Q: I’ve heard you talk about there currently being a renaissance, not just for physics, but for the ideas and potential to impact gameplay, parallel game systems, and the creative method of environmental artists. Talk to me a bit about what you meant by that.
Bowell: When Havok shipped our re-architected Physics engine, it provided developers with a new basis for creating and populating their worlds with dynamic systems. Havok Physics is more performant, uses less memory, scales linearly over many cores. but most importantly is rock solid and robust from a stability standpoint. Today game developers can take it for granted that their setups and scenes will just work from a Physics standpoint. What we have found is that this has taken a while to sink in, and it’s now about game designers finding ways to add more Physics, create more interesting setups. and bring Physics-based gameplay back, front, and center.
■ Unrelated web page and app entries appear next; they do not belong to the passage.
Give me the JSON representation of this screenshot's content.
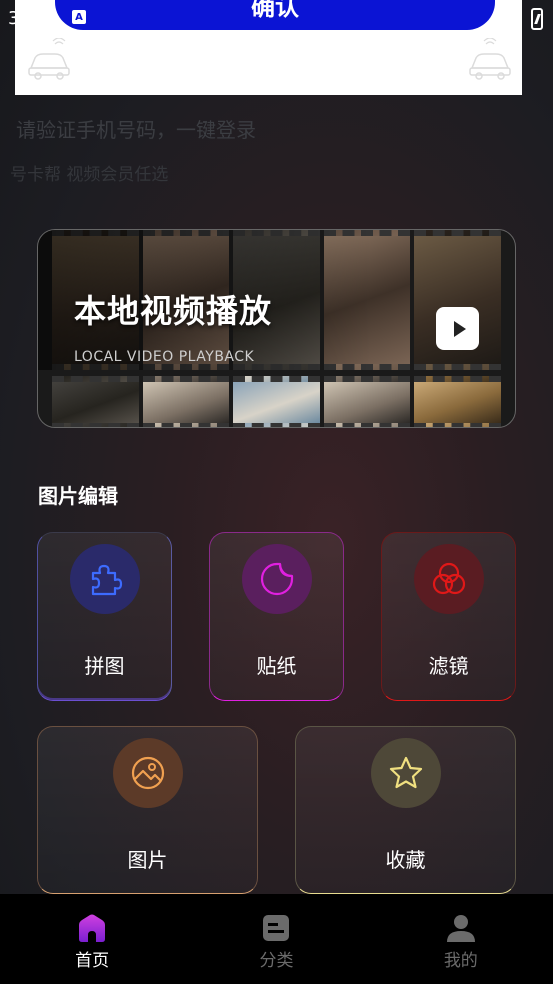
{
  "status": {
    "time": "3"
  },
  "login_overlay": {
    "confirm_label": "确认",
    "phone_prompt": "请验证手机号码，一键登录",
    "promo_text": "号卡帮 视频会员任选"
  },
  "banner": {
    "title": "本地视频播放",
    "subtitle": "LOCAL VIDEO PLAYBACK"
  },
  "section": {
    "title": "图片编辑"
  },
  "tiles": [
    {
      "label": "拼图",
      "icon": "puzzle-icon",
      "accent": "#3d6bff"
    },
    {
      "label": "贴纸",
      "icon": "sticker-icon",
      "accent": "#e020e0"
    },
    {
      "label": "滤镜",
      "icon": "filter-icon",
      "accent": "#e01818"
    },
    {
      "label": "图片",
      "icon": "image-icon",
      "accent": "#f0a050"
    },
    {
      "label": "收藏",
      "icon": "star-icon",
      "accent": "#f0e080"
    }
  ],
  "tabbar": {
    "items": [
      {
        "label": "首页",
        "icon": "home-icon",
        "active": true
      },
      {
        "label": "分类",
        "icon": "category-icon",
        "active": false
      },
      {
        "label": "我的",
        "icon": "profile-icon",
        "active": false
      }
    ]
  }
}
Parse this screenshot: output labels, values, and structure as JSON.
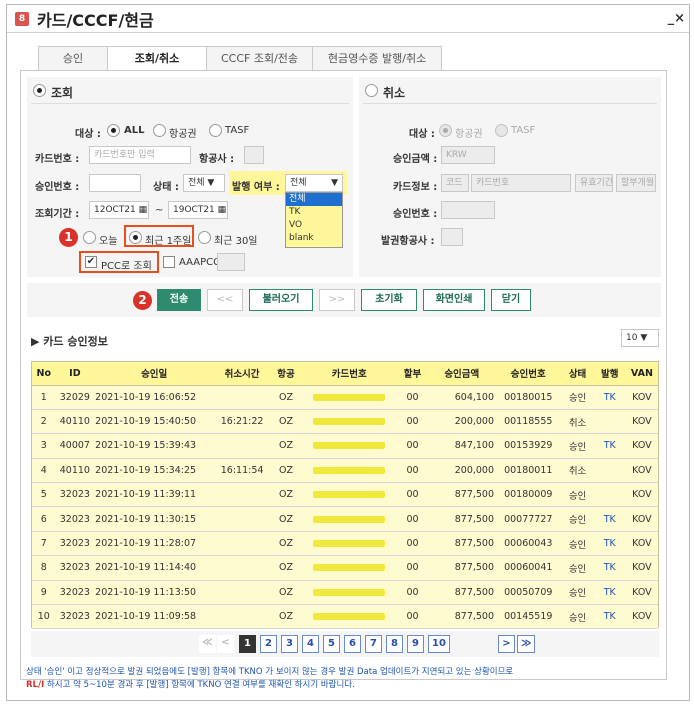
{
  "window": {
    "badge": "8",
    "title": "카드/CCCF/현금",
    "controls": "_×"
  },
  "tabs": [
    "승인",
    "조회/취소",
    "CCCF 조회/전송",
    "현금영수증 발행/취소"
  ],
  "inquiry": {
    "title": "조회",
    "target_label": "대상 :",
    "target_options": [
      "ALL",
      "항공권",
      "TASF"
    ],
    "card_label": "카드번호 :",
    "card_placeholder": "카드번호만 입력",
    "airline_label": "항공사 :",
    "approval_label": "승인번호 :",
    "status_label": "상태 :",
    "status_value": "전체",
    "issue_label": "발행 여부 :",
    "issue_value": "전체",
    "issue_options": [
      "전체",
      "TK",
      "VO",
      "blank"
    ],
    "period_label": "조회기간 :",
    "date_from": "12OCT21",
    "date_sep": "~",
    "date_to": "19OCT21",
    "period_options": [
      "오늘",
      "최근 1주일",
      "최근 30일"
    ],
    "pcc_label": "PCC로 조회",
    "aaapcc_label": "AAAPCC"
  },
  "cancel": {
    "title": "취소",
    "target_label": "대상 :",
    "target_options": [
      "항공권",
      "TASF"
    ],
    "amount_label": "승인금액 :",
    "amount_placeholder": "KRW",
    "cardinfo_label": "카드정보 :",
    "code_placeholder": "코드",
    "cardno_placeholder": "카드번호",
    "expiry_placeholder": "유효기간",
    "installment_placeholder": "할부개월",
    "approval_label": "승인번호 :",
    "airline_label": "발권항공사 :"
  },
  "markers": [
    "1",
    "2"
  ],
  "buttons": {
    "send": "전송",
    "prev": "<<",
    "load": "불러오기",
    "next": ">>",
    "reset": "초기화",
    "print": "화면인쇄",
    "close": "닫기"
  },
  "section_title": "▶ 카드 승인정보",
  "page_size": "10 ▼",
  "columns": [
    "No",
    "ID",
    "승인일",
    "취소시간",
    "항공",
    "카드번호",
    "할부",
    "승인금액",
    "승인번호",
    "상태",
    "발행",
    "VAN"
  ],
  "rows": [
    [
      "1",
      "32029",
      "2021-10-19 16:06:52",
      "",
      "OZ",
      "00",
      "604,100",
      "00180015",
      "승인",
      "TK",
      "KOV"
    ],
    [
      "2",
      "40110",
      "2021-10-19 15:40:50",
      "16:21:22",
      "OZ",
      "00",
      "200,000",
      "00118555",
      "취소",
      "",
      "KOV"
    ],
    [
      "3",
      "40007",
      "2021-10-19 15:39:43",
      "",
      "OZ",
      "00",
      "847,100",
      "00153929",
      "승인",
      "TK",
      "KOV"
    ],
    [
      "4",
      "40110",
      "2021-10-19 15:34:25",
      "16:11:54",
      "OZ",
      "00",
      "200,000",
      "00180011",
      "취소",
      "",
      "KOV"
    ],
    [
      "5",
      "32023",
      "2021-10-19 11:39:11",
      "",
      "OZ",
      "00",
      "877,500",
      "00180009",
      "승인",
      "",
      "KOV"
    ],
    [
      "6",
      "32023",
      "2021-10-19 11:30:15",
      "",
      "OZ",
      "00",
      "877,500",
      "00077727",
      "승인",
      "TK",
      "KOV"
    ],
    [
      "7",
      "32023",
      "2021-10-19 11:28:07",
      "",
      "OZ",
      "00",
      "877,500",
      "00060043",
      "승인",
      "TK",
      "KOV"
    ],
    [
      "8",
      "32023",
      "2021-10-19 11:14:40",
      "",
      "OZ",
      "00",
      "877,500",
      "00060041",
      "승인",
      "TK",
      "KOV"
    ],
    [
      "9",
      "32023",
      "2021-10-19 11:13:50",
      "",
      "OZ",
      "00",
      "877,500",
      "00050709",
      "승인",
      "TK",
      "KOV"
    ],
    [
      "10",
      "32023",
      "2021-10-19 11:09:58",
      "",
      "OZ",
      "00",
      "877,500",
      "00145519",
      "승인",
      "TK",
      "KOV"
    ]
  ],
  "pagination": {
    "first": "≪",
    "prev": "<",
    "pages": [
      "1",
      "2",
      "3",
      "4",
      "5",
      "6",
      "7",
      "8",
      "9",
      "10"
    ],
    "next": ">",
    "last": "≫"
  },
  "notice": {
    "line1": "상태 '승인' 이고 정상적으로 발권 되었음에도 [발행] 항목에 TKNO 가 보이지 않는 경우 발권 Data 업데이트가 지연되고 있는 상황이므로",
    "line2_prefix": "RL/I",
    "line2": " 하시고 약 5~10분 경과 후 [발행] 항목에 TKNO 연결 여부를 재확인 하시기 바랍니다."
  },
  "colors": {
    "accent": "#2e8b6f",
    "highlight": "#fff79a",
    "marker": "#d8322b",
    "masked_card": "#f0e83a"
  }
}
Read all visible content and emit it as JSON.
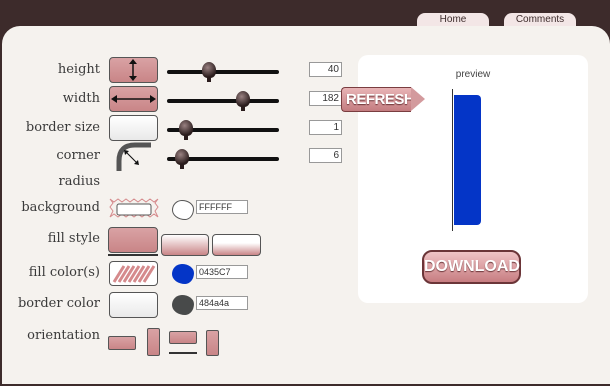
{
  "nav": {
    "home": "Home",
    "comments": "Comments"
  },
  "labels": {
    "height": "height",
    "width": "width",
    "border_size": "border size",
    "corner": "corner",
    "radius": "radius",
    "background": "background",
    "fill_style": "fill style",
    "fill_colors": "fill color(s)",
    "border_color": "border color",
    "orientation": "orientation"
  },
  "values": {
    "height": "40",
    "width": "182",
    "border_size": "1",
    "corner_radius": "6",
    "background_hex": "FFFFFF",
    "fill_hex": "0435C7",
    "border_hex": "484a4a"
  },
  "colors": {
    "fill": "#0435c7",
    "border": "#484a4a",
    "background": "#ffffff",
    "accent": "#c98587"
  },
  "buttons": {
    "refresh": "REFRESH",
    "download": "DOWNLOAD"
  },
  "preview": {
    "title": "preview"
  }
}
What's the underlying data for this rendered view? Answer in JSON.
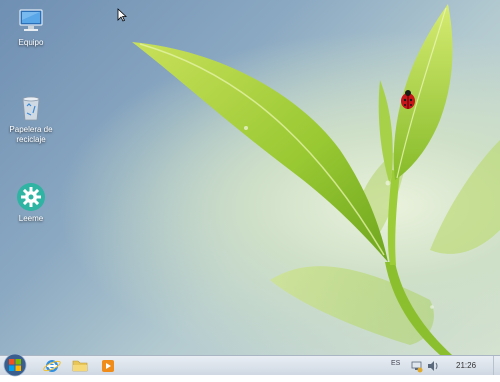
{
  "desktop": {
    "icons": [
      {
        "label": "Equipo",
        "icon": "computer-icon"
      },
      {
        "label": "Papelera de reciclaje",
        "icon": "recycle-bin-icon"
      },
      {
        "label": "Leeme",
        "icon": "gear-icon"
      }
    ]
  },
  "taskbar": {
    "pinned": [
      {
        "name": "Internet Explorer",
        "icon": "internet-explorer-icon"
      },
      {
        "name": "Explorador de archivos",
        "icon": "folder-icon"
      },
      {
        "name": "Reproductor multimedia",
        "icon": "media-player-icon"
      }
    ],
    "language": "ES",
    "clock": "21:26"
  }
}
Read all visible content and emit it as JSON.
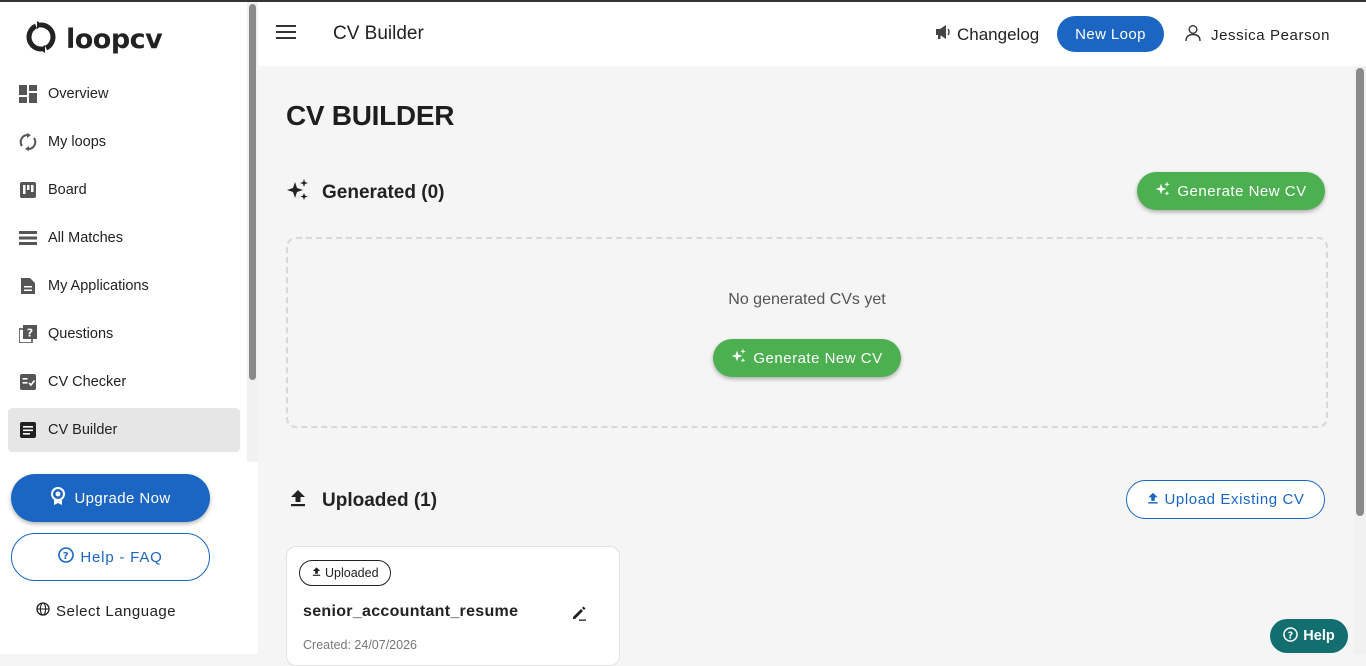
{
  "brand": {
    "name": "loopcv"
  },
  "sidebar": {
    "items": [
      {
        "label": "Overview",
        "icon": "dashboard-icon"
      },
      {
        "label": "My loops",
        "icon": "sync-icon"
      },
      {
        "label": "Board",
        "icon": "board-icon"
      },
      {
        "label": "All Matches",
        "icon": "list-icon"
      },
      {
        "label": "My Applications",
        "icon": "document-icon"
      },
      {
        "label": "Questions",
        "icon": "question-icon"
      },
      {
        "label": "CV Checker",
        "icon": "checklist-icon"
      },
      {
        "label": "CV Builder",
        "icon": "article-icon",
        "active": true
      }
    ],
    "upgrade_label": "Upgrade Now",
    "faq_label": "Help - FAQ",
    "language_label": "Select Language"
  },
  "header": {
    "title": "CV Builder",
    "changelog_label": "Changelog",
    "new_loop_label": "New Loop",
    "user_name": "Jessica Pearson"
  },
  "main": {
    "page_title": "CV BUILDER",
    "generated": {
      "heading": "Generated (0)",
      "generate_label": "Generate New CV",
      "empty_text": "No generated CVs yet"
    },
    "uploaded": {
      "heading": "Uploaded (1)",
      "upload_label": "Upload Existing CV",
      "cards": [
        {
          "badge": "Uploaded",
          "title": "senior_accountant_resume",
          "created": "Created: 24/07/2026"
        }
      ]
    }
  },
  "help_fab_label": "Help",
  "colors": {
    "primary": "#1a66c2",
    "success": "#4caf50",
    "help": "#126e6f"
  }
}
Now that this next-gen Physics core is in place, we can design new technology that both leverages and extends what Physics can do in-game. An example is our Havok Destruction product that lets developers architect brand new gameplay use cases from the brash and loud, smash and crash of explosives to the more subtle bending and deformation of metal under stress and strain. At GDC 2015, Havok will be showcasing a new product that enhances further the gameplay visuals offered by Physics and Destruction bringing an order of magnitude more fidelity to simulations .
Q: Havok has said that, with all of the power offered by the PS4, the Xbox One, and today’s modern PCs, there needs to be a new consideration that the smaller things dust, debris, particles, fire, etc. are as key to making next-gen scenes look immersive and real as do the traditional areas, such as polys, resolution, and frame-rates. What would you say to the devs out there to convince them of that?
Bowell: Exactly. Havok has always been about helping developers create that sense of immersion and suspension of disbelief. If you look at the movie and visual FX industry, the extent to which movies draw you in with atmospheric effects like smoke, mist, and fire, scare you with swarms of insects, and deafen you with earth-shattering explosions, the same is true for gaming. However, in the past, game developers focused on using purely visual effects to achieve this atmosphere. The next shift that Havok’s latest technology will enable is making purely visual effects fully interactive. At GDC 2015, Havok will be showcasing new technology to allow game developers to achieve this.
Q: Once again, Havok is sponsoring a booth actually a business suite at GDC 2015. Why has the conference become such an important part of Havok’s marketing strategy?
Bowell: This is our 15th year at GDC! We are also having our 15-year anniversary as a company! GDC has been an integral part of our company’s planning and execution. We launch new tech at GDC, we talk with key customers around the world about what technical challenges and needs they have, and we party at GDC! GDC is at the heart of things for us!